Decorative Electricity

Front Cover
Sampson Low, Marston, 1892 - Electric lighting - 186 pages
0 Reviews
 

What people are saying - Write a review

We haven't found any reviews in the usual places.

Other editions - View all

Common terms and phrases

Popular passages

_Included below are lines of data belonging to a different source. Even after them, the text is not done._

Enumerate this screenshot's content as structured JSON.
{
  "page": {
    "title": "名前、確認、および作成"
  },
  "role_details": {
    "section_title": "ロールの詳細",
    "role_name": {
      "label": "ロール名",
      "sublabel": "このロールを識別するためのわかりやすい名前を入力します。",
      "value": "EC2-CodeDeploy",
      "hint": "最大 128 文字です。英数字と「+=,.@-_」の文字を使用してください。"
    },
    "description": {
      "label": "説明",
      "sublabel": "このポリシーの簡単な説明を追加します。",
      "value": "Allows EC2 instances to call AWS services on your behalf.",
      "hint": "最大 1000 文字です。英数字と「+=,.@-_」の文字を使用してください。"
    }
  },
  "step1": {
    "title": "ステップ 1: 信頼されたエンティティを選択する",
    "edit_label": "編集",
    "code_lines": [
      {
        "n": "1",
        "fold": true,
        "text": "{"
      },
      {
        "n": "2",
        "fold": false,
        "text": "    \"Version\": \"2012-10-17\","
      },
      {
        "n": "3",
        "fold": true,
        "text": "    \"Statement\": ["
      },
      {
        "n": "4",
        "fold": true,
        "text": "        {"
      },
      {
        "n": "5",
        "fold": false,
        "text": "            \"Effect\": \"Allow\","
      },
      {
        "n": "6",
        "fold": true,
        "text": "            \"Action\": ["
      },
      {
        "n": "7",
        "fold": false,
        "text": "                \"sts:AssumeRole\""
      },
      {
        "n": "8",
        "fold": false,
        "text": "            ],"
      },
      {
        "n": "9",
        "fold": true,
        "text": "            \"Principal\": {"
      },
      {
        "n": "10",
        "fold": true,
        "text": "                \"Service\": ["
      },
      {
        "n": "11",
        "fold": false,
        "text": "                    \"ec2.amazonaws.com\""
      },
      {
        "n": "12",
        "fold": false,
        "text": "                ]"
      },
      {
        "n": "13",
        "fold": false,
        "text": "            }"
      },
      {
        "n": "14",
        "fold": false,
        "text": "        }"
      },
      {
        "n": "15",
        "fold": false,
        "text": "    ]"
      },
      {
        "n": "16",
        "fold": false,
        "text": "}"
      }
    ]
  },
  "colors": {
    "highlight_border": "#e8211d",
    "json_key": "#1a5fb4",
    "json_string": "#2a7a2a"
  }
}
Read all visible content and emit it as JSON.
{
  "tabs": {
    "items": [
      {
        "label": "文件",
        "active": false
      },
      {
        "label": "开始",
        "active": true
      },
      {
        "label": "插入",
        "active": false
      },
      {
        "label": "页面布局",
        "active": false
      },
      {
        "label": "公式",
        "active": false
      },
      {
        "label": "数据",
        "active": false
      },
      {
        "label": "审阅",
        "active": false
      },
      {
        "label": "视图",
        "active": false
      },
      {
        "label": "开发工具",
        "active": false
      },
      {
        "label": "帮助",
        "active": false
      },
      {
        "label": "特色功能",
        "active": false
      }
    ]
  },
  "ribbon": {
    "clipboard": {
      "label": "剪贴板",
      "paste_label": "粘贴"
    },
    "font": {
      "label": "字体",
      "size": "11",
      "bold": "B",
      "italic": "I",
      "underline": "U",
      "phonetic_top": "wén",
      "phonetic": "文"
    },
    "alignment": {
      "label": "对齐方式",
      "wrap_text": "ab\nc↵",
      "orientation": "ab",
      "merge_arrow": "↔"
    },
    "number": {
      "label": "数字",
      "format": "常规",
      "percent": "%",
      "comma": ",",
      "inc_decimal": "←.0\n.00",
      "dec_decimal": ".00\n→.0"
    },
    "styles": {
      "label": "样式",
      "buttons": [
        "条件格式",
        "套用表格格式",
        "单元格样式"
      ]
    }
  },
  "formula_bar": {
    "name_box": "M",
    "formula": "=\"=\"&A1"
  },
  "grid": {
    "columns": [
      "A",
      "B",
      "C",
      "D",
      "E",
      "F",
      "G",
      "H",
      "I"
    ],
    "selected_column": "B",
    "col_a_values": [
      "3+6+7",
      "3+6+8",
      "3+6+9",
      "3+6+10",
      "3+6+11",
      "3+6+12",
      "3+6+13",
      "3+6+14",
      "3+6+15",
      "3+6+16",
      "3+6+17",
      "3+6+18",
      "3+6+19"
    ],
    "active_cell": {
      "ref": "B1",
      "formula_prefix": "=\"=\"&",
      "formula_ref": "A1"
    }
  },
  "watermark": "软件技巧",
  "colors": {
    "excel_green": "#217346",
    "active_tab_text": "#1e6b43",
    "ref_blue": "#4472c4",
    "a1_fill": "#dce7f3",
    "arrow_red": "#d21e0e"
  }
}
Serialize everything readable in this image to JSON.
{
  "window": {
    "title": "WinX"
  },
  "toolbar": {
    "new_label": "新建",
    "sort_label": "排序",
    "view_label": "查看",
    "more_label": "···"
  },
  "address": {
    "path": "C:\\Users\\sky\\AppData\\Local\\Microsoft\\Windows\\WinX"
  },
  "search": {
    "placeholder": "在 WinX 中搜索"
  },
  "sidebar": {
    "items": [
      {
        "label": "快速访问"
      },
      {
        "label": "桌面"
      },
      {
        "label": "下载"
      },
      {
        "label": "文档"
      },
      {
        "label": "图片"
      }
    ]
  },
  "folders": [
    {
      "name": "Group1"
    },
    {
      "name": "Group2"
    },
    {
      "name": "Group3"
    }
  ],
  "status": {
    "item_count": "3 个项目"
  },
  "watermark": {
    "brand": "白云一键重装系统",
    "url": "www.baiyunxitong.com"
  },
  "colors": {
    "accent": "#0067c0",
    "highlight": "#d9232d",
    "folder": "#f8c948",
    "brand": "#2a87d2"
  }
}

Page 4 - The master generally wishes to get all the light possible, and the mistress to have the light as becoming and pleasant as possible. It is rather difficult to reconcile these two wishes; and after some discussion the master testily exclaims: 'My dear, what is the good of going to all this expense if you will tie the light up in bags?
Page 61 - The Gordons' Electrical Lighting Project and the Fortnightly Review By the artistic gourmet of both, dinner and conversation are enjoyed with far more relish by a bright though softened light, and the pleasing acidity of our modern good talkers is the better appreciated by our minds, when our bodies are comfortably seated and fed, and our sense attuned by harmonious surroundings.
Page 60 - ... and one eight-candle light by the door (only to be used if necessary) would be light enough for the small dining-room of a cottage or villa. Most of the electric light found at present in dining-rooms, is very glaring and disagreeable, and fully justifies the remark I so often hear made by ladies, " I never will have the electric light in my house, as it gives me a headache whenever I dine by it...
Page 89 - ... realize fully their freedom from these two limitations will designers begin to appreciate properly the artistic possibilities of the new illuminant, and give us original designs of flying figures, birds, and carved Cupids, delicate chain work, faintly tinted glass, and china powdered with flowers. I do not propose to give an exhaustive account of all the designs that I have in my mind's eye. I shall only hope to indicate what Mr. George Meredith calls, " the first tadpole wriggle of an idea "...
Page 60 - ... showing up every wrinkle and line in the face. No one over the age of eighteen should be asked to sit beneath such a light...
Page 14 - ... arrangement of them in the room. Two switches control three lights in a pendant. I have indicated at the end of each chapter where I recommend the switches to be placed in the room of which it treats. Downstairs is the electric meter, on which is recorded monthly the number of electric units burnt in the house. The master can himself calculate and check each month the expense of his electric light ; and where the servants are not to be trusted, it might be well to have a separate meter for all...
Page 136 - In large establishments the lighting of the younger maids' rooms should be controlled by a switch placed in the housekeeper's bedroom. This switch she can turn off at a given hour, and on dark mornings she can turn it on again to wake them up. One eight-candle light is enough in each servant's bedroom, and when there are two small rooms adjoining . each other, they FIG. 35.— MAIDS...
Page 76 - Where there are children, many standard lights should be avoided, unless they are on tables close to the wall, as little feet trip over the wires, and though very likely only the plug comes out of the socket, it may happen that bruises and tears ensue, or a favourite standard be dragged from the table and broken. But if there is a long wire attached to...
Page 32 - The saving in the light when the master and cn c ) mistress spend the evening out, would very soon repay the extra expense of this wiring arrangement; and as I am sure the man does not exist who can carry a bed-candle upstairs without spilling the grease, the saving of the carpets may also be taken into consideration.

Bibliographic information